[Source records]
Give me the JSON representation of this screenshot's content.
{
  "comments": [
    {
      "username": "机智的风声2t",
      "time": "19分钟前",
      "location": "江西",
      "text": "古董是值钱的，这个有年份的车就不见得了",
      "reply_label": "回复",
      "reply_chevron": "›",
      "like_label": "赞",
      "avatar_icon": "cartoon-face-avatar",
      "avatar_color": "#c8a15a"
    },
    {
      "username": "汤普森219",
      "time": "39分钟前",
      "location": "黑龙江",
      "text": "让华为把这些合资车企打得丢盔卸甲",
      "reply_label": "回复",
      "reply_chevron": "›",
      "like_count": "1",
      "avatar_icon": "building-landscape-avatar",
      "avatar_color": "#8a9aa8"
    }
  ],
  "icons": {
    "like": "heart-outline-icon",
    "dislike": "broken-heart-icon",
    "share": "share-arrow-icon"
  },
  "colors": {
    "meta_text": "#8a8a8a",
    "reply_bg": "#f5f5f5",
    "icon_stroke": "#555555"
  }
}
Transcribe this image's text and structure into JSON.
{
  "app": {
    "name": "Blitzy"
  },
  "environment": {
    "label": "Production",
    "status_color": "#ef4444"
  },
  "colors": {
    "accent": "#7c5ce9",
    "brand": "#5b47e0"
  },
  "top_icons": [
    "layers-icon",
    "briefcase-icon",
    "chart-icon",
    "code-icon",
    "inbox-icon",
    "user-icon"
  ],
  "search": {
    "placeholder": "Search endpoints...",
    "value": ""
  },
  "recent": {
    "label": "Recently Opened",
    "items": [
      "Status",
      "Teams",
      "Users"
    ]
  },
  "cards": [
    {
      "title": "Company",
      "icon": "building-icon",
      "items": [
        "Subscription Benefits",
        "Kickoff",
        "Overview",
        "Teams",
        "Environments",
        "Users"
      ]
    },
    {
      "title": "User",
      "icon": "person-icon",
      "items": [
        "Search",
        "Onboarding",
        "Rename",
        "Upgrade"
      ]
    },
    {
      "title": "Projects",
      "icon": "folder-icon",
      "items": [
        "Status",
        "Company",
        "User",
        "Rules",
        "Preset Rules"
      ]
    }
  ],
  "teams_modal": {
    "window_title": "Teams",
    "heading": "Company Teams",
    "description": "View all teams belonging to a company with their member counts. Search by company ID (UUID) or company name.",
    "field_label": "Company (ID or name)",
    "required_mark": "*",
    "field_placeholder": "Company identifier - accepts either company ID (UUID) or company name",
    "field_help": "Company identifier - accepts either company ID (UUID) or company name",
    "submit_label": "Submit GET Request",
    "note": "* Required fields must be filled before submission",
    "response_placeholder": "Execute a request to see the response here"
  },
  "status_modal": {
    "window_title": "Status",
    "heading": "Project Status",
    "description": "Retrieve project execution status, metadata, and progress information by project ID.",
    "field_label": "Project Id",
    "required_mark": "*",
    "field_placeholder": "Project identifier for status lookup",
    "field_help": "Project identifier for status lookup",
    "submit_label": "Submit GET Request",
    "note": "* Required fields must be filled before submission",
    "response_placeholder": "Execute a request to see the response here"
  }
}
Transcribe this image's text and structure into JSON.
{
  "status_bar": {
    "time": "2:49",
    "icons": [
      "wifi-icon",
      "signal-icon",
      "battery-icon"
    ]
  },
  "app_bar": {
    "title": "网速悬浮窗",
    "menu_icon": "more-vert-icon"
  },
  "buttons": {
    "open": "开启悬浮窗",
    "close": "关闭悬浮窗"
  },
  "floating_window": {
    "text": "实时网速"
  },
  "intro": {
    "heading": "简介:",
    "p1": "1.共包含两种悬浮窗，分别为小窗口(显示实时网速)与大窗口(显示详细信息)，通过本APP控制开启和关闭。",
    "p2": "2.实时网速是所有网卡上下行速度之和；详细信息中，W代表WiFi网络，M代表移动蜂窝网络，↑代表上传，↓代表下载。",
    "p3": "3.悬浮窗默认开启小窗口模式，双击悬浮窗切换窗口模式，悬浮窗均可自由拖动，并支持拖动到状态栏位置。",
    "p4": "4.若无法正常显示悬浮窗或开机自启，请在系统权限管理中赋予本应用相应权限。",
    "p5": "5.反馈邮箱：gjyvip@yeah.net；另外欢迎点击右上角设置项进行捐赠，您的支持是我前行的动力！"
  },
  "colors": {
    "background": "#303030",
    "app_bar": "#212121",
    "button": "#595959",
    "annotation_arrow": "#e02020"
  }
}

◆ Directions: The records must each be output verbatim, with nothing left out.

◆ Answer to the problem:
Give me the JSON representation of this screenshot's content.
{
  "comments": [
    {
      "username": "机智的风声2t",
      "time": "19分钟前",
      "location": "江西",
      "text": "古董是值钱的，这个有年份的车就不见得了",
      "reply_label": "回复",
      "reply_chevron": "›",
      "like_label": "赞",
      "avatar_icon": "cartoon-face-avatar",
      "avatar_color": "#c8a15a"
    },
    {
      "username": "汤普森219",
      "time": "39分钟前",
      "location": "黑龙江",
      "text": "让华为把这些合资车企打得丢盔卸甲",
      "reply_label": "回复",
      "reply_chevron": "›",
      "like_count": "1",
      "avatar_icon": "building-landscape-avatar",
      "avatar_color": "#8a9aa8"
    }
  ],
  "icons": {
    "like": "heart-outline-icon",
    "dislike": "broken-heart-icon",
    "share": "share-arrow-icon"
  },
  "colors": {
    "meta_text": "#8a8a8a",
    "reply_bg": "#f5f5f5",
    "icon_stroke": "#555555"
  }
}
Transcribe this image's text and structure into JSON.
{
  "app": {
    "name": "Blitzy"
  },
  "environment": {
    "label": "Production",
    "status_color": "#ef4444"
  },
  "colors": {
    "accent": "#7c5ce9",
    "brand": "#5b47e0"
  },
  "top_icons": [
    "layers-icon",
    "briefcase-icon",
    "chart-icon",
    "code-icon",
    "inbox-icon",
    "user-icon"
  ],
  "search": {
    "placeholder": "Search endpoints...",
    "value": ""
  },
  "recent": {
    "label": "Recently Opened",
    "items": [
      "Status",
      "Teams",
      "Users"
    ]
  },
  "cards": [
    {
      "title": "Company",
      "icon": "building-icon",
      "items": [
        "Subscription Benefits",
        "Kickoff",
        "Overview",
        "Teams",
        "Environments",
        "Users"
      ]
    },
    {
      "title": "User",
      "icon": "person-icon",
      "items": [
        "Search",
        "Onboarding",
        "Rename",
        "Upgrade"
      ]
    },
    {
      "title": "Projects",
      "icon": "folder-icon",
      "items": [
        "Status",
        "Company",
        "User",
        "Rules",
        "Preset Rules"
      ]
    }
  ],
  "teams_modal": {
    "window_title": "Teams",
    "heading": "Company Teams",
    "description": "View all teams belonging to a company with their member counts. Search by company ID (UUID) or company name.",
    "field_label": "Company (ID or name)",
    "required_mark": "*",
    "field_placeholder": "Company identifier - accepts either company ID (UUID) or company name",
    "field_help": "Company identifier - accepts either company ID (UUID) or company name",
    "submit_label": "Submit GET Request",
    "note": "* Required fields must be filled before submission",
    "response_placeholder": "Execute a request to see the response here"
  },
  "status_modal": {
    "window_title": "Status",
    "heading": "Project Status",
    "description": "Retrieve project execution status, metadata, and progress information by project ID.",
    "field_label": "Project Id",
    "required_mark": "*",
    "field_placeholder": "Project identifier for status lookup",
    "field_help": "Project identifier for status lookup",
    "submit_label": "Submit GET Request",
    "note": "* Required fields must be filled before submission",
    "response_placeholder": "Execute a request to see the response here"
  }
}
Transcribe this image's text and structure into JSON.
{
  "status_bar": {
    "time": "2:49",
    "icons": [
      "wifi-icon",
      "signal-icon",
      "battery-icon"
    ]
  },
  "app_bar": {
    "title": "网速悬浮窗",
    "menu_icon": "more-vert-icon"
  },
  "buttons": {
    "open": "开启悬浮窗",
    "close": "关闭悬浮窗"
  },
  "floating_window": {
    "text": "实时网速"
  },
  "intro": {
    "heading": "简介:",
    "p1": "1.共包含两种悬浮窗，分别为小窗口(显示实时网速)与大窗口(显示详细信息)，通过本APP控制开启和关闭。",
    "p2": "2.实时网速是所有网卡上下行速度之和；详细信息中，W代表WiFi网络，M代表移动蜂窝网络，↑代表上传，↓代表下载。",
    "p3": "3.悬浮窗默认开启小窗口模式，双击悬浮窗切换窗口模式，悬浮窗均可自由拖动，并支持拖动到状态栏位置。",
    "p4": "4.若无法正常显示悬浮窗或开机自启，请在系统权限管理中赋予本应用相应权限。",
    "p5": "5.反馈邮箱：gjyvip@yeah.net；另外欢迎点击右上角设置项进行捐赠，您的支持是我前行的动力！"
  },
  "colors": {
    "background": "#303030",
    "app_bar": "#212121",
    "button": "#595959",
    "annotation_arrow": "#e02020"
  }
}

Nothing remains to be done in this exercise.